Myth busted: For over 10 years, the US military’s Top Gun flight school and Marine Corps have approved LASIK for military personnel who can have the surgery and participate in full active service.
Who can have laser surgery?
LASIK isn’t suitable for everyone. Several factors are used to assess suitability for treatment. These include:
- Your age – optimum ages are from 20 to 50 years
- Stable vision for up to 24 months
- Vision correction and astigmatism inside acceptable ranges
- Healthy eyes that are free of eye disease
- Good general health – it is also preferable that you are not pregnant
- At age 40 or over, people start to wear reading glasses. LASIK cannot repair this but personalEYES offers various options for age-related vision problems
- At age 60+, people begin to have changes in their eye lenses. Other procedures can help vision problems at this age.
Suzy Werry’s story
Co-founder and CEO of personalEYES, Dean Powrie met Suzy Werry soon after he brought LASIK technology to Australia. Dean says, “It was 1995 and I met Suzy through a friend. She would often talk about her severe short sightedness, so it made sense to offer the then-new procedure to her. Suzy embraced the opportunity and became one of the first people in Australia to have corrective laser eye surgery.”
Mr Powrie recommended Suzy to eye surgeon Dr Peter Stewart.

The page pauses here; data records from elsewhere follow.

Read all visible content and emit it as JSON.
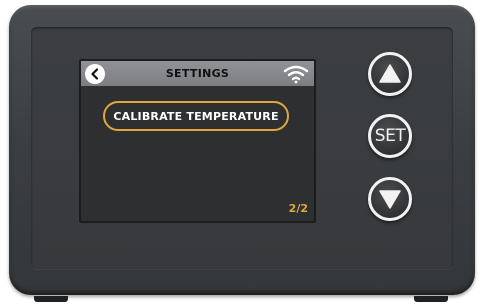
{
  "screen": {
    "title": "SETTINGS",
    "menu_option": "CALIBRATE TEMPERATURE",
    "page_indicator": "2/2",
    "icons": {
      "back": "chevron-left-icon",
      "status": "wifi-icon"
    }
  },
  "hardware_buttons": {
    "up_icon": "up-arrow-icon",
    "set_label": "SET",
    "down_icon": "down-arrow-icon"
  },
  "colors": {
    "accent": "#e0a83a",
    "screen_bg": "#2e2f31",
    "header_bg": "#86888b",
    "housing": "#3c3f42"
  }
}
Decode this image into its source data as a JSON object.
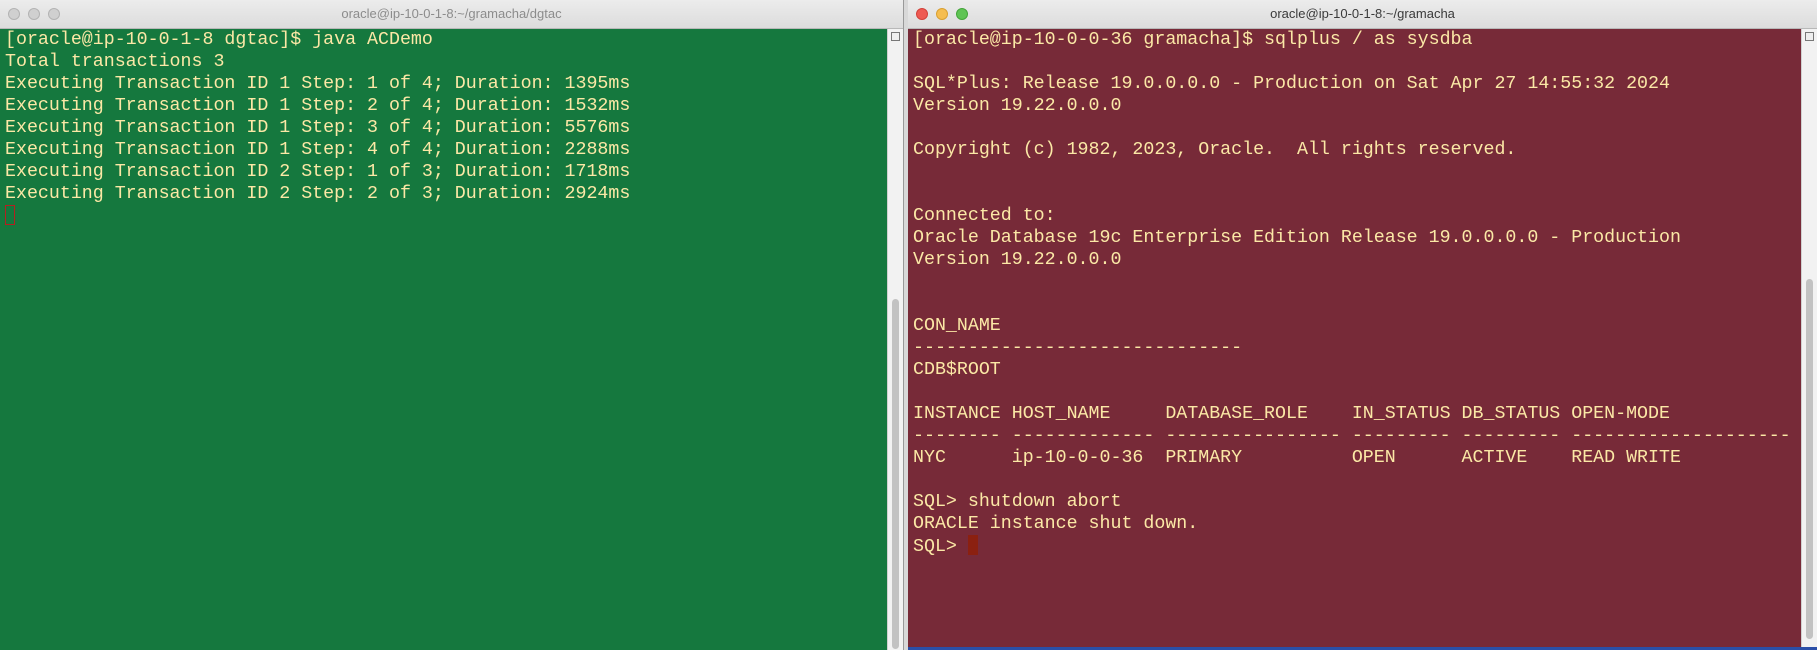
{
  "left_window": {
    "title": "oracle@ip-10-0-1-8:~/gramacha/dgtac",
    "lines": [
      "[oracle@ip-10-0-1-8 dgtac]$ java ACDemo",
      "Total transactions 3",
      "Executing Transaction ID 1 Step: 1 of 4; Duration: 1395ms",
      "Executing Transaction ID 1 Step: 2 of 4; Duration: 1532ms",
      "Executing Transaction ID 1 Step: 3 of 4; Duration: 5576ms",
      "Executing Transaction ID 1 Step: 4 of 4; Duration: 2288ms",
      "Executing Transaction ID 2 Step: 1 of 3; Duration: 1718ms",
      "Executing Transaction ID 2 Step: 2 of 3; Duration: 2924ms"
    ],
    "prompt": ""
  },
  "right_window": {
    "title": "oracle@ip-10-0-1-8:~/gramacha",
    "lines": [
      "[oracle@ip-10-0-0-36 gramacha]$ sqlplus / as sysdba",
      "",
      "SQL*Plus: Release 19.0.0.0.0 - Production on Sat Apr 27 14:55:32 2024",
      "Version 19.22.0.0.0",
      "",
      "Copyright (c) 1982, 2023, Oracle.  All rights reserved.",
      "",
      "",
      "Connected to:",
      "Oracle Database 19c Enterprise Edition Release 19.0.0.0.0 - Production",
      "Version 19.22.0.0.0",
      "",
      "",
      "CON_NAME",
      "------------------------------",
      "CDB$ROOT",
      "",
      "INSTANCE HOST_NAME     DATABASE_ROLE    IN_STATUS DB_STATUS OPEN-MODE",
      "-------- ------------- ---------------- --------- --------- --------------------",
      "NYC      ip-10-0-0-36  PRIMARY          OPEN      ACTIVE    READ WRITE",
      "",
      "SQL> shutdown abort",
      "ORACLE instance shut down."
    ],
    "prompt": "SQL> "
  },
  "colors": {
    "left_bg": "#15783e",
    "right_bg": "#772a38",
    "text": "#fbe8a6"
  }
}
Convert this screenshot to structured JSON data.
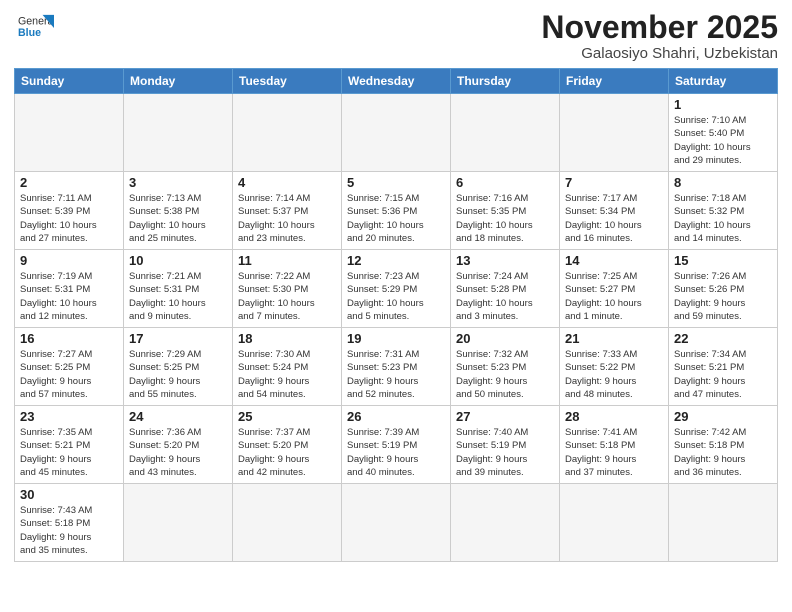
{
  "header": {
    "logo_general": "General",
    "logo_blue": "Blue",
    "month_year": "November 2025",
    "location": "Galaosiyo Shahri, Uzbekistan"
  },
  "days_of_week": [
    "Sunday",
    "Monday",
    "Tuesday",
    "Wednesday",
    "Thursday",
    "Friday",
    "Saturday"
  ],
  "weeks": [
    [
      {
        "day": "",
        "info": ""
      },
      {
        "day": "",
        "info": ""
      },
      {
        "day": "",
        "info": ""
      },
      {
        "day": "",
        "info": ""
      },
      {
        "day": "",
        "info": ""
      },
      {
        "day": "",
        "info": ""
      },
      {
        "day": "1",
        "info": "Sunrise: 7:10 AM\nSunset: 5:40 PM\nDaylight: 10 hours\nand 29 minutes."
      }
    ],
    [
      {
        "day": "2",
        "info": "Sunrise: 7:11 AM\nSunset: 5:39 PM\nDaylight: 10 hours\nand 27 minutes."
      },
      {
        "day": "3",
        "info": "Sunrise: 7:13 AM\nSunset: 5:38 PM\nDaylight: 10 hours\nand 25 minutes."
      },
      {
        "day": "4",
        "info": "Sunrise: 7:14 AM\nSunset: 5:37 PM\nDaylight: 10 hours\nand 23 minutes."
      },
      {
        "day": "5",
        "info": "Sunrise: 7:15 AM\nSunset: 5:36 PM\nDaylight: 10 hours\nand 20 minutes."
      },
      {
        "day": "6",
        "info": "Sunrise: 7:16 AM\nSunset: 5:35 PM\nDaylight: 10 hours\nand 18 minutes."
      },
      {
        "day": "7",
        "info": "Sunrise: 7:17 AM\nSunset: 5:34 PM\nDaylight: 10 hours\nand 16 minutes."
      },
      {
        "day": "8",
        "info": "Sunrise: 7:18 AM\nSunset: 5:32 PM\nDaylight: 10 hours\nand 14 minutes."
      }
    ],
    [
      {
        "day": "9",
        "info": "Sunrise: 7:19 AM\nSunset: 5:31 PM\nDaylight: 10 hours\nand 12 minutes."
      },
      {
        "day": "10",
        "info": "Sunrise: 7:21 AM\nSunset: 5:31 PM\nDaylight: 10 hours\nand 9 minutes."
      },
      {
        "day": "11",
        "info": "Sunrise: 7:22 AM\nSunset: 5:30 PM\nDaylight: 10 hours\nand 7 minutes."
      },
      {
        "day": "12",
        "info": "Sunrise: 7:23 AM\nSunset: 5:29 PM\nDaylight: 10 hours\nand 5 minutes."
      },
      {
        "day": "13",
        "info": "Sunrise: 7:24 AM\nSunset: 5:28 PM\nDaylight: 10 hours\nand 3 minutes."
      },
      {
        "day": "14",
        "info": "Sunrise: 7:25 AM\nSunset: 5:27 PM\nDaylight: 10 hours\nand 1 minute."
      },
      {
        "day": "15",
        "info": "Sunrise: 7:26 AM\nSunset: 5:26 PM\nDaylight: 9 hours\nand 59 minutes."
      }
    ],
    [
      {
        "day": "16",
        "info": "Sunrise: 7:27 AM\nSunset: 5:25 PM\nDaylight: 9 hours\nand 57 minutes."
      },
      {
        "day": "17",
        "info": "Sunrise: 7:29 AM\nSunset: 5:25 PM\nDaylight: 9 hours\nand 55 minutes."
      },
      {
        "day": "18",
        "info": "Sunrise: 7:30 AM\nSunset: 5:24 PM\nDaylight: 9 hours\nand 54 minutes."
      },
      {
        "day": "19",
        "info": "Sunrise: 7:31 AM\nSunset: 5:23 PM\nDaylight: 9 hours\nand 52 minutes."
      },
      {
        "day": "20",
        "info": "Sunrise: 7:32 AM\nSunset: 5:23 PM\nDaylight: 9 hours\nand 50 minutes."
      },
      {
        "day": "21",
        "info": "Sunrise: 7:33 AM\nSunset: 5:22 PM\nDaylight: 9 hours\nand 48 minutes."
      },
      {
        "day": "22",
        "info": "Sunrise: 7:34 AM\nSunset: 5:21 PM\nDaylight: 9 hours\nand 47 minutes."
      }
    ],
    [
      {
        "day": "23",
        "info": "Sunrise: 7:35 AM\nSunset: 5:21 PM\nDaylight: 9 hours\nand 45 minutes."
      },
      {
        "day": "24",
        "info": "Sunrise: 7:36 AM\nSunset: 5:20 PM\nDaylight: 9 hours\nand 43 minutes."
      },
      {
        "day": "25",
        "info": "Sunrise: 7:37 AM\nSunset: 5:20 PM\nDaylight: 9 hours\nand 42 minutes."
      },
      {
        "day": "26",
        "info": "Sunrise: 7:39 AM\nSunset: 5:19 PM\nDaylight: 9 hours\nand 40 minutes."
      },
      {
        "day": "27",
        "info": "Sunrise: 7:40 AM\nSunset: 5:19 PM\nDaylight: 9 hours\nand 39 minutes."
      },
      {
        "day": "28",
        "info": "Sunrise: 7:41 AM\nSunset: 5:18 PM\nDaylight: 9 hours\nand 37 minutes."
      },
      {
        "day": "29",
        "info": "Sunrise: 7:42 AM\nSunset: 5:18 PM\nDaylight: 9 hours\nand 36 minutes."
      }
    ],
    [
      {
        "day": "30",
        "info": "Sunrise: 7:43 AM\nSunset: 5:18 PM\nDaylight: 9 hours\nand 35 minutes."
      },
      {
        "day": "",
        "info": ""
      },
      {
        "day": "",
        "info": ""
      },
      {
        "day": "",
        "info": ""
      },
      {
        "day": "",
        "info": ""
      },
      {
        "day": "",
        "info": ""
      },
      {
        "day": "",
        "info": ""
      }
    ]
  ]
}
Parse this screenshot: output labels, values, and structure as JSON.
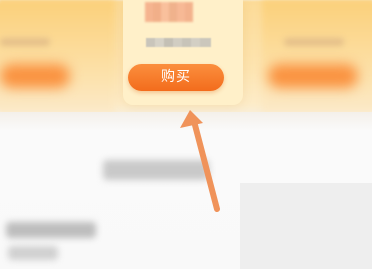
{
  "product_card": {
    "buy_label": "购买"
  },
  "colors": {
    "accent": "#f37a2b",
    "card_background": "#fff0c9",
    "arrow": "#f0935a"
  },
  "icons": {
    "pointer_arrow": "arrow-up-left-icon"
  }
}
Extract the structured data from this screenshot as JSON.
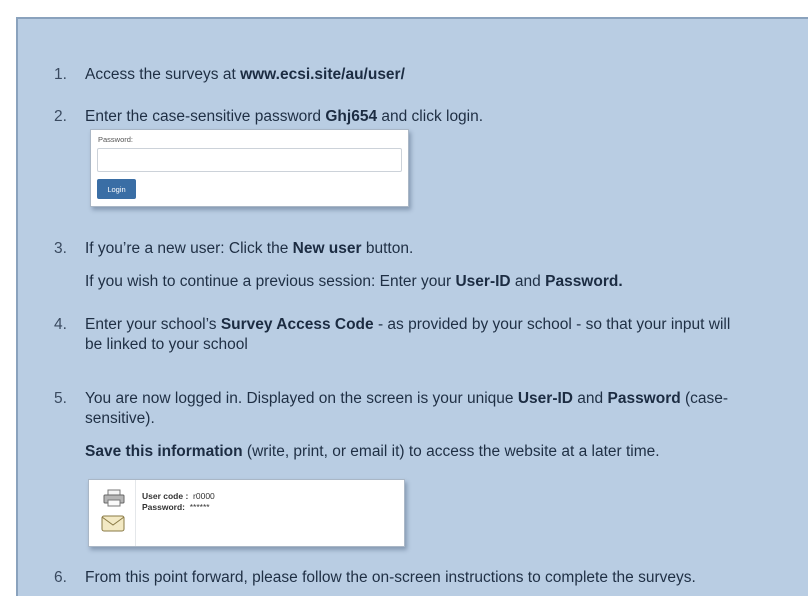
{
  "steps": [
    {
      "num": "1.",
      "before": "Access the surveys at ",
      "bold": "www.ecsi.site/au/user/",
      "after": ""
    },
    {
      "num": "2.",
      "before": "Enter the case-sensitive password ",
      "bold": "Ghj654",
      "after": " and click login."
    },
    {
      "num": "3.",
      "line1_before": "If you’re a new user: Click the ",
      "line1_bold": "New user",
      "line1_after": " button.",
      "line2_before": "If you wish to continue a previous session: Enter your ",
      "line2_bold1": "User-ID",
      "line2_mid": " and ",
      "line2_bold2": "Password."
    },
    {
      "num": "4.",
      "before": "Enter your school’s ",
      "bold": "Survey Access Code",
      "after": " - as provided by your school - so that your input will",
      "line2": "be linked to your school"
    },
    {
      "num": "5.",
      "before": "You are now logged in. Displayed on the screen is your unique ",
      "bold1": "User-ID",
      "mid": " and ",
      "bold2": "Password",
      "after": " (case-",
      "line2": "sensitive).",
      "save_bold": "Save this information",
      "save_after": " (write, print, or email it) to access the website at a later time."
    },
    {
      "num": "6.",
      "text": "From this point forward, please follow the on-screen instructions to complete the surveys."
    }
  ],
  "login_card": {
    "label": "Password:",
    "button": "Login",
    "input_value": ""
  },
  "cred_card": {
    "user_label": "User code :",
    "user_value": "r0000",
    "pw_label": "Password:",
    "pw_value": "******"
  }
}
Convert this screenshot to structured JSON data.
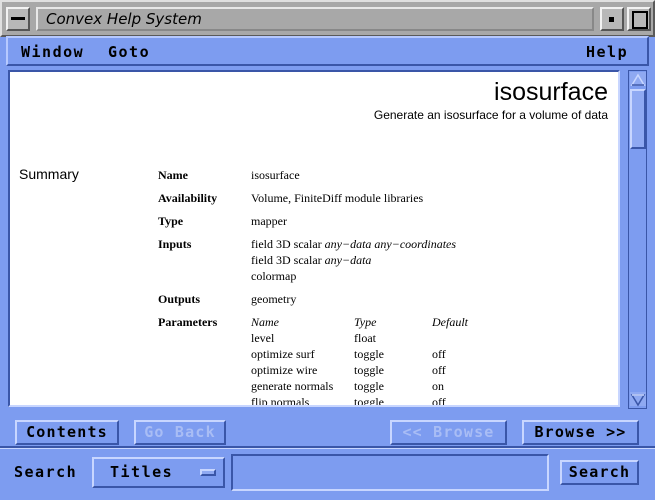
{
  "window": {
    "title": "Convex Help System"
  },
  "menubar": {
    "window": "Window",
    "goto": "Goto",
    "help": "Help"
  },
  "doc": {
    "title": "isosurface",
    "subtitle": "Generate an isosurface for a volume of data",
    "section": "Summary",
    "fields": {
      "name_label": "Name",
      "name": "isosurface",
      "availability_label": "Availability",
      "availability": "Volume, FiniteDiff module libraries",
      "type_label": "Type",
      "type": "mapper",
      "inputs_label": "Inputs",
      "input1_prefix": "field 3D scalar",
      "input1_italic": "any−data any−coordinates",
      "input2_prefix": "field 3D scalar",
      "input2_italic": "any−data",
      "input3": "colormap",
      "outputs_label": "Outputs",
      "outputs": "geometry",
      "parameters_label": "Parameters"
    },
    "param_headers": [
      "Name",
      "Type",
      "Default"
    ],
    "params": [
      [
        "level",
        "float",
        ""
      ],
      [
        "optimize surf",
        "toggle",
        "off"
      ],
      [
        "optimize wire",
        "toggle",
        "off"
      ],
      [
        "generate normals",
        "toggle",
        "on"
      ],
      [
        "flip normals",
        "toggle",
        "off"
      ]
    ]
  },
  "buttons": {
    "contents": "Contents",
    "go_back": "Go Back",
    "browse_prev": "<< Browse",
    "browse_next": "Browse >>"
  },
  "search": {
    "label": "Search",
    "mode": "Titles",
    "query": "",
    "button": "Search"
  }
}
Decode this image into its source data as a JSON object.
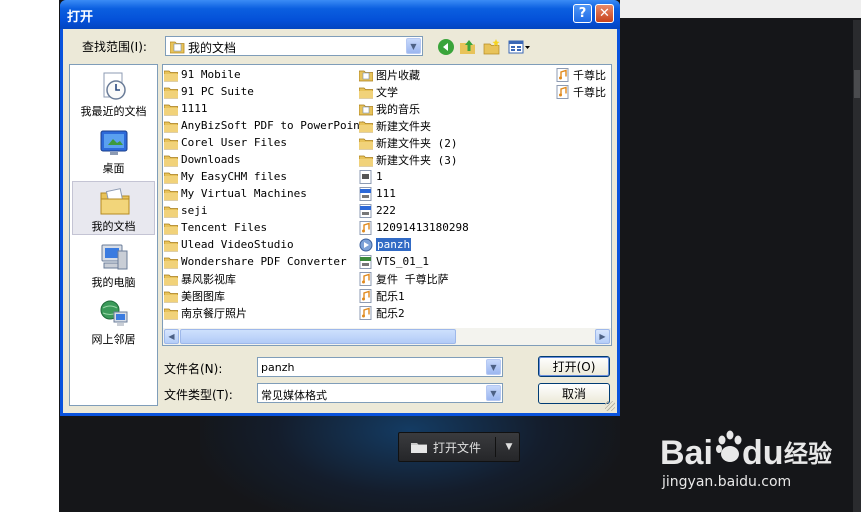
{
  "dialog": {
    "title": "打开",
    "help_label": "?",
    "close_label": "✕",
    "look_in_label": "查找范围(I):",
    "look_in_value": "我的文档",
    "filename_label": "文件名(N):",
    "filename_value": "panzh",
    "filetype_label": "文件类型(T):",
    "filetype_value": "常见媒体格式",
    "open_button": "打开(O)",
    "cancel_button": "取消"
  },
  "places": [
    {
      "label": "我最近的文档",
      "icon": "recent-documents-icon"
    },
    {
      "label": "桌面",
      "icon": "desktop-icon"
    },
    {
      "label": "我的文档",
      "icon": "my-documents-icon"
    },
    {
      "label": "我的电脑",
      "icon": "my-computer-icon"
    },
    {
      "label": "网上邻居",
      "icon": "network-places-icon"
    }
  ],
  "files": {
    "col1": [
      {
        "name": "91 Mobile",
        "type": "folder"
      },
      {
        "name": "91 PC Suite",
        "type": "folder"
      },
      {
        "name": "1111",
        "type": "folder"
      },
      {
        "name": "AnyBizSoft PDF to PowerPoint",
        "type": "folder"
      },
      {
        "name": "Corel User Files",
        "type": "folder"
      },
      {
        "name": "Downloads",
        "type": "folder"
      },
      {
        "name": "My EasyCHM files",
        "type": "folder"
      },
      {
        "name": "My Virtual Machines",
        "type": "folder"
      },
      {
        "name": "seji",
        "type": "folder"
      },
      {
        "name": "Tencent Files",
        "type": "folder"
      },
      {
        "name": "Ulead VideoStudio",
        "type": "folder"
      },
      {
        "name": "Wondershare PDF Converter",
        "type": "folder"
      },
      {
        "name": "暴风影视库",
        "type": "folder"
      },
      {
        "name": "美图图库",
        "type": "folder"
      },
      {
        "name": "南京餐厅照片",
        "type": "folder"
      }
    ],
    "col2": [
      {
        "name": "图片收藏",
        "type": "special-folder"
      },
      {
        "name": "文学",
        "type": "folder"
      },
      {
        "name": "我的音乐",
        "type": "special-folder"
      },
      {
        "name": "新建文件夹",
        "type": "folder"
      },
      {
        "name": "新建文件夹 (2)",
        "type": "folder"
      },
      {
        "name": "新建文件夹 (3)",
        "type": "folder"
      },
      {
        "name": "1",
        "type": "video"
      },
      {
        "name": "111",
        "type": "mpeg"
      },
      {
        "name": "222",
        "type": "mpeg"
      },
      {
        "name": "12091413180298",
        "type": "audio"
      },
      {
        "name": "panzh",
        "type": "media",
        "selected": true
      },
      {
        "name": "VTS_01_1",
        "type": "vob"
      },
      {
        "name": "复件 千尊比萨",
        "type": "audio"
      },
      {
        "name": "配乐1",
        "type": "audio"
      },
      {
        "name": "配乐2",
        "type": "audio"
      }
    ],
    "col3": [
      {
        "name": "千尊比",
        "type": "audio"
      },
      {
        "name": "千尊比",
        "type": "audio"
      }
    ]
  },
  "background": {
    "open_file_button": "打开文件",
    "watermark_brand_a": "Bai",
    "watermark_brand_b": "du",
    "watermark_brand_c": "经验",
    "watermark_url": "jingyan.baidu.com"
  },
  "colors": {
    "title_bar": "#0450d8",
    "dialog_face": "#ece9d8",
    "selection": "#316ac5",
    "page_bg": "#151619"
  }
}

She says, “I had worn glasses for most of my life. At school, I had coke bottle glasses and they always felt so ugly. I couldn’t remember a time when I could see properly without my glasses or contacts. At the time of the operation, I had contacts but you had to remove them at night back then, and when I did, I was totally lost.
“Dr Stewart did say that he had not operated on a patient with such severe myopia, so I was a guinea pig. But I felt confident it would go well. It did feel slightly adventurous, though – I was one of the first people to receive the treatment in Australia,” Suzy says.
At the time Suzy received her treatment, surgeons would operate on one eye, then treat the second eye around two weeks later. The technology has improved during the 20 years LASIK has been performed in Australia and now surgeons treat both eyes at the same time.
“The procedure was fairly quick and painless. It’s a little uncomfortable having your eye held open, but apart from that, it was easy,” she said.
Suzy noticed an improvement in her eyesight almost immediately: “The dressing on my eye had tiny holes and I tried to look through them. Normally, I would just see a blurry image, but I could see everything in the room really clearly, even through the dressing.”
Suzy’s eye patch was removed the following day. She says, “All I could do was literally jump and down with excitement. I just remember being so happy, I was speechless. I just can’t describe it. I couldn’t wait until the second eye was treated.”
After the second eye received LASIK treatment, Suzy experience full vision for the first time that she could remember. Dr Stewart left one eye a little short-sighted to counteract the effects of age-onset presbyopia. Now Suzy is in the lucky position of not having to wear glasses for reading or for middle or far distance. As an active woman, she says not having to wear glasses is a real benefit.
“I’m active. I swim, and I play polo – a low key version – but I would not be able to do these things wearing glasses. Polo requires quick reflexes and excellent 3-D vision and you don’t get that with glasses. And, it can be dangerous,” Suzy says.
She adds, “After 20 years I have had no problems with my vision, and even now it makes me happy. I treasure my ability to see every day.”
PersonalEYES is Australia’s leading network of eye care clinics, with 12 surgery centres in NSW and ACT. Specialists in corrective eye surgery, personalEYES was established by internationally recognised refractive surgeon Dr Kerrie Meades, the first female ophthalmologist to perform LASIK eye surgery in Australia, and has remained at the forefront of eye care technology and procedures in Australia. In addition, personalEYES’ Donate Glasses program in the Solomon Islands has helped thousands of vision-impaired people through the donation of pre-loved glasses. Visit www.personaleyes.com.au .